Dataset rows for apps and sites:
○ ○ ○

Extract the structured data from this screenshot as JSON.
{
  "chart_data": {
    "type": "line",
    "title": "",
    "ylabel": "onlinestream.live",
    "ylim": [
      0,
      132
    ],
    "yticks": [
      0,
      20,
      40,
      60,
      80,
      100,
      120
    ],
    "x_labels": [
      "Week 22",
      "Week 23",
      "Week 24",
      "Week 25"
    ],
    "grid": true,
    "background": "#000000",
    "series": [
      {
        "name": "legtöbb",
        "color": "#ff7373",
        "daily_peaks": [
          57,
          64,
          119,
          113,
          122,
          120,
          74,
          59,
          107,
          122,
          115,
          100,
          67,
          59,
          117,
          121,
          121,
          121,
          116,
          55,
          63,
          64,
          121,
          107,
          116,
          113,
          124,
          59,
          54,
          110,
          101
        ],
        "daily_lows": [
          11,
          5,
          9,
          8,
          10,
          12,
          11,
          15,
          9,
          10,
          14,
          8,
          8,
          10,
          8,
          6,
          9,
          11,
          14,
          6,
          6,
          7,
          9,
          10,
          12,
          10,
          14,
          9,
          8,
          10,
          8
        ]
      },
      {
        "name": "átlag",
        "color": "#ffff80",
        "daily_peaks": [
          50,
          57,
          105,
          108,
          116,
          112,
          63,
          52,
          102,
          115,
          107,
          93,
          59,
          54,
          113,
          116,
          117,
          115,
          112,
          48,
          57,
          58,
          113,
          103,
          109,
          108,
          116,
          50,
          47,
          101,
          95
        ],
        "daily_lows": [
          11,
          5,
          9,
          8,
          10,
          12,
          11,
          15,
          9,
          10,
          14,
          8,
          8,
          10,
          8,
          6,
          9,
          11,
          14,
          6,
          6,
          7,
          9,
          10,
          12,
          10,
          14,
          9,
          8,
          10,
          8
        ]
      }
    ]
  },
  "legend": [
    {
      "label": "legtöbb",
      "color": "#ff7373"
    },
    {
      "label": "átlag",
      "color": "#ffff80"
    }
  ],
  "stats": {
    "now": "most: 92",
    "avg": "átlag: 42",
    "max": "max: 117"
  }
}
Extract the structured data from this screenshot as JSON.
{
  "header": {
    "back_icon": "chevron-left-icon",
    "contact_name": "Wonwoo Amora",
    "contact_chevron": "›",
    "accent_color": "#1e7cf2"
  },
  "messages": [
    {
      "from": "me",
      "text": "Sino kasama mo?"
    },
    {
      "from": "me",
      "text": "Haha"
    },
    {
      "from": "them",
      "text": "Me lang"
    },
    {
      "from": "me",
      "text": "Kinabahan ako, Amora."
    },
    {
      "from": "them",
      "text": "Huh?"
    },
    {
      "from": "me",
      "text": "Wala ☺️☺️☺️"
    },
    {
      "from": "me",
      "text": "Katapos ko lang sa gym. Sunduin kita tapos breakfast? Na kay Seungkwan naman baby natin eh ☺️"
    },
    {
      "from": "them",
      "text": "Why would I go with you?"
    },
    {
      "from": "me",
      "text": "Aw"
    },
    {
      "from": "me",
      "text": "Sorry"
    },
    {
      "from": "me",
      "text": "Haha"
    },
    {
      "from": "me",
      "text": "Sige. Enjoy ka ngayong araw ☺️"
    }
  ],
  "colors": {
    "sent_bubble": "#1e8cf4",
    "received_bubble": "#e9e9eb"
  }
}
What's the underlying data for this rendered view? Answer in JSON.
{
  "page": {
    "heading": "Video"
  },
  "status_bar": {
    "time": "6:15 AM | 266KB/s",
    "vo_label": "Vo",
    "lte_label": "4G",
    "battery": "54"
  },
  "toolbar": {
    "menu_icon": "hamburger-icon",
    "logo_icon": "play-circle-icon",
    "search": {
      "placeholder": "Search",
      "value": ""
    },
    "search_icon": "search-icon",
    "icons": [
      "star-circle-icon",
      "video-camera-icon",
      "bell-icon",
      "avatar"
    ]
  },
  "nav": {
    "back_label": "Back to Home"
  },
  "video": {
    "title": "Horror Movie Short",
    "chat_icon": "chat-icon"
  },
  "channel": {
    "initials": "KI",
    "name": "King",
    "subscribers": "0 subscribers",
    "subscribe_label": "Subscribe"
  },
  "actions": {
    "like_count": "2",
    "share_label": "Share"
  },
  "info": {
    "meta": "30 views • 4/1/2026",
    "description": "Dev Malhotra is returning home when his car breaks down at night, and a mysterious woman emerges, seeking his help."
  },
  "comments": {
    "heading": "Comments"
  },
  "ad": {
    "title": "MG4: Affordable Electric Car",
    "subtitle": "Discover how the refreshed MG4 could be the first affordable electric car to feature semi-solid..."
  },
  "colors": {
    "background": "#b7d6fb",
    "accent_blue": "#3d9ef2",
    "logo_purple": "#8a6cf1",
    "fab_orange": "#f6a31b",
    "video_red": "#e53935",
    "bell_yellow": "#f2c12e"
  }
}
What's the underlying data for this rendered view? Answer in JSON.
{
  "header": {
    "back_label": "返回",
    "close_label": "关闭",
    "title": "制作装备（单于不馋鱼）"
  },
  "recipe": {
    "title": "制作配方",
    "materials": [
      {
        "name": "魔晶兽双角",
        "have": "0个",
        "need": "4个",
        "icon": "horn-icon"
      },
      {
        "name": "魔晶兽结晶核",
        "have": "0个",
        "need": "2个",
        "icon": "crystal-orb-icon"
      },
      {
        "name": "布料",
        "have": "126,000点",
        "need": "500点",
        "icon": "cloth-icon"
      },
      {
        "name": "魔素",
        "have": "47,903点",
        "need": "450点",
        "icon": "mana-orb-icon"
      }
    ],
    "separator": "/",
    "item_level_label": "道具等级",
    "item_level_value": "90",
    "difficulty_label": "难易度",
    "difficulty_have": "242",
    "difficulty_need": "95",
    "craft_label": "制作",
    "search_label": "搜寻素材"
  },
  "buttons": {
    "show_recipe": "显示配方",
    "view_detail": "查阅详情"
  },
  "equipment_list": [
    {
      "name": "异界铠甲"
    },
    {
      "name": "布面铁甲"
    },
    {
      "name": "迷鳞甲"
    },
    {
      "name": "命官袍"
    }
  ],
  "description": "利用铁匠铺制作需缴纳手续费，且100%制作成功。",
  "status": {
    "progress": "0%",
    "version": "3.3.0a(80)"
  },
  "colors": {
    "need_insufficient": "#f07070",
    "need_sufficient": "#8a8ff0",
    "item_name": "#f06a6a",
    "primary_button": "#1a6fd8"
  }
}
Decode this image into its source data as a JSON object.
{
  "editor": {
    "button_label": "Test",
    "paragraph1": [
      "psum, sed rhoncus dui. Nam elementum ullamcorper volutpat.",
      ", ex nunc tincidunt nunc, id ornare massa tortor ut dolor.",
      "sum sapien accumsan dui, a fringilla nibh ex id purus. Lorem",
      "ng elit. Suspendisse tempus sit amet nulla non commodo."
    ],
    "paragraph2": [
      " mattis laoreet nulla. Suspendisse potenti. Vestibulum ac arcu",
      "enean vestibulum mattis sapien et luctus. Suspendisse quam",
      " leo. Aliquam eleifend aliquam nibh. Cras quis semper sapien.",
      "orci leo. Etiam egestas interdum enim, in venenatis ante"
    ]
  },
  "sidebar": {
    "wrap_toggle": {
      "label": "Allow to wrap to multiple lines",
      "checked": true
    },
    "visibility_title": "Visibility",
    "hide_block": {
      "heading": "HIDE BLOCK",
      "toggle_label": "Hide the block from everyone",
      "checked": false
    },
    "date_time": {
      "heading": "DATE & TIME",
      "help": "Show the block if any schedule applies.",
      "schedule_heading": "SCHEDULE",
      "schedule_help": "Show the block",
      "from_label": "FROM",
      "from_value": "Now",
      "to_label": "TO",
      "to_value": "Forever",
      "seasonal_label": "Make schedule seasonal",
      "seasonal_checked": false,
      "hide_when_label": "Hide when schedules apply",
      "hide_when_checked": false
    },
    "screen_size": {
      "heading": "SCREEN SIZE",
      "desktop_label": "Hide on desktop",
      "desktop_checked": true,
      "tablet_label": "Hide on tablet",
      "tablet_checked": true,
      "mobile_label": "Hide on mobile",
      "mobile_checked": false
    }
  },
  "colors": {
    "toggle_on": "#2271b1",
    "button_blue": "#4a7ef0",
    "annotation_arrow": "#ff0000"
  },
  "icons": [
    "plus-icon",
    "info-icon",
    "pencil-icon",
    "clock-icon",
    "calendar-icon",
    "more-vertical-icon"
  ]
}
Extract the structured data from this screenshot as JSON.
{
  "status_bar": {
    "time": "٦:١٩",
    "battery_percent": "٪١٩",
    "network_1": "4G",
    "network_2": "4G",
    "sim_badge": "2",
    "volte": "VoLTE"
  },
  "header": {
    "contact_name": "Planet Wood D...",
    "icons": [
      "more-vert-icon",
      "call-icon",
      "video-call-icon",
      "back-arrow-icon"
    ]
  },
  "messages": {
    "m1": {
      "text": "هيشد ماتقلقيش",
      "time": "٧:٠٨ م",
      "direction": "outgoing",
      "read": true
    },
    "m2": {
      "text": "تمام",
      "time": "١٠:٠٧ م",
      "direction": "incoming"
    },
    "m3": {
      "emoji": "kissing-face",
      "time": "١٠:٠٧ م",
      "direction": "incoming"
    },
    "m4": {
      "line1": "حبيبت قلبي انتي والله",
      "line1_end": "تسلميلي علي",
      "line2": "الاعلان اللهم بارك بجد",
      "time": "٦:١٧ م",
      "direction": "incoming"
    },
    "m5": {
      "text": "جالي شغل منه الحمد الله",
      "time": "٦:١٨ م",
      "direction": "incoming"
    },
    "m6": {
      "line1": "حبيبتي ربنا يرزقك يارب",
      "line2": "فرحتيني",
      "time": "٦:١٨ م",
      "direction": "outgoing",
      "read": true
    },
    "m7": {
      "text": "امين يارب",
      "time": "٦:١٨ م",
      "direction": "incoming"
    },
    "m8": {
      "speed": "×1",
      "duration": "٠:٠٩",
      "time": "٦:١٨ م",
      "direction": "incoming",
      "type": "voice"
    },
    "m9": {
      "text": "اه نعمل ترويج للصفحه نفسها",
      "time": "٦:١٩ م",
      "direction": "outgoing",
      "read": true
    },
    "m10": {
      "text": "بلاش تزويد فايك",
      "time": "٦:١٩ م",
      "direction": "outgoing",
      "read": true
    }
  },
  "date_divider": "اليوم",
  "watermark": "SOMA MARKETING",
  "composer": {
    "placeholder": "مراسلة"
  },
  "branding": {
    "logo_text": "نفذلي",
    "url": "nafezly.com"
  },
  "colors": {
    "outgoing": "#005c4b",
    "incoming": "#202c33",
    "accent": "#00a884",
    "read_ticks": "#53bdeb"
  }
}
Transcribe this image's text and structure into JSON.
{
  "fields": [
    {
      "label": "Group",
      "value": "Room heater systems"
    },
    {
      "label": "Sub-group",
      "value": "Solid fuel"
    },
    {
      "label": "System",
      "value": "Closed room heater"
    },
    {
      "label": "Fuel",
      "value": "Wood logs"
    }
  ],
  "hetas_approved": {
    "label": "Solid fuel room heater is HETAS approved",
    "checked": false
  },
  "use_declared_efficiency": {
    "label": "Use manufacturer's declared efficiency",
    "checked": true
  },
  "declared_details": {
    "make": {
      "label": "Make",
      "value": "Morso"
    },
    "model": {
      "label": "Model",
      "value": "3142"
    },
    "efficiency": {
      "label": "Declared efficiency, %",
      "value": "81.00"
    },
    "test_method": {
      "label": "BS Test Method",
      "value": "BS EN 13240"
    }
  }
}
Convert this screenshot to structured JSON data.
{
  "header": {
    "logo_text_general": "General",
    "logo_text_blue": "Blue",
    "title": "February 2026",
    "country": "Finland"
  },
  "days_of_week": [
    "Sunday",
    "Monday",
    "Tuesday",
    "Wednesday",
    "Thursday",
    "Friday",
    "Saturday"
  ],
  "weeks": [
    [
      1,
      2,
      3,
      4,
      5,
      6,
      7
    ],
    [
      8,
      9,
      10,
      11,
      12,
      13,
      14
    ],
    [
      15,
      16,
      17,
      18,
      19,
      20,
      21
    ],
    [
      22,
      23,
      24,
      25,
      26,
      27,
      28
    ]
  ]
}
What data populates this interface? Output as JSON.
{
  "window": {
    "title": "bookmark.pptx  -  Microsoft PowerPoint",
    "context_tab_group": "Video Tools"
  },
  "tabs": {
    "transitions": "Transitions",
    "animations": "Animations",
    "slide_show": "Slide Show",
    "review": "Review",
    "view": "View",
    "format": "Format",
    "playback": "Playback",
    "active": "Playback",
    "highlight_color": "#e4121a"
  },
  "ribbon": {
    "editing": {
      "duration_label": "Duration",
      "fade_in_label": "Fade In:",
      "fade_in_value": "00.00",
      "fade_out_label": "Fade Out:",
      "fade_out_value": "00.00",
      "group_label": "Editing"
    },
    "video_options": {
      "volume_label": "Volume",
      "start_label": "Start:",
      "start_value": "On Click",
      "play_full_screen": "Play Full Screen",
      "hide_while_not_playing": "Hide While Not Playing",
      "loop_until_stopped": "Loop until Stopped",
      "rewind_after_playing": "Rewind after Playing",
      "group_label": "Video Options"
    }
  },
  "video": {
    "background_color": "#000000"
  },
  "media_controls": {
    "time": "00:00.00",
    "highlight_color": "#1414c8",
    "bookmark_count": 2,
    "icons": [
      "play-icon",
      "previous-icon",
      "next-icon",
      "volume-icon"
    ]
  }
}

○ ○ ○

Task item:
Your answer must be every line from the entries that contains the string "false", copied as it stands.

Exercise answer:
      "checked": false
      "seasonal_checked": false,
      "hide_when_checked": false
      "mobile_checked": false
    "checked": false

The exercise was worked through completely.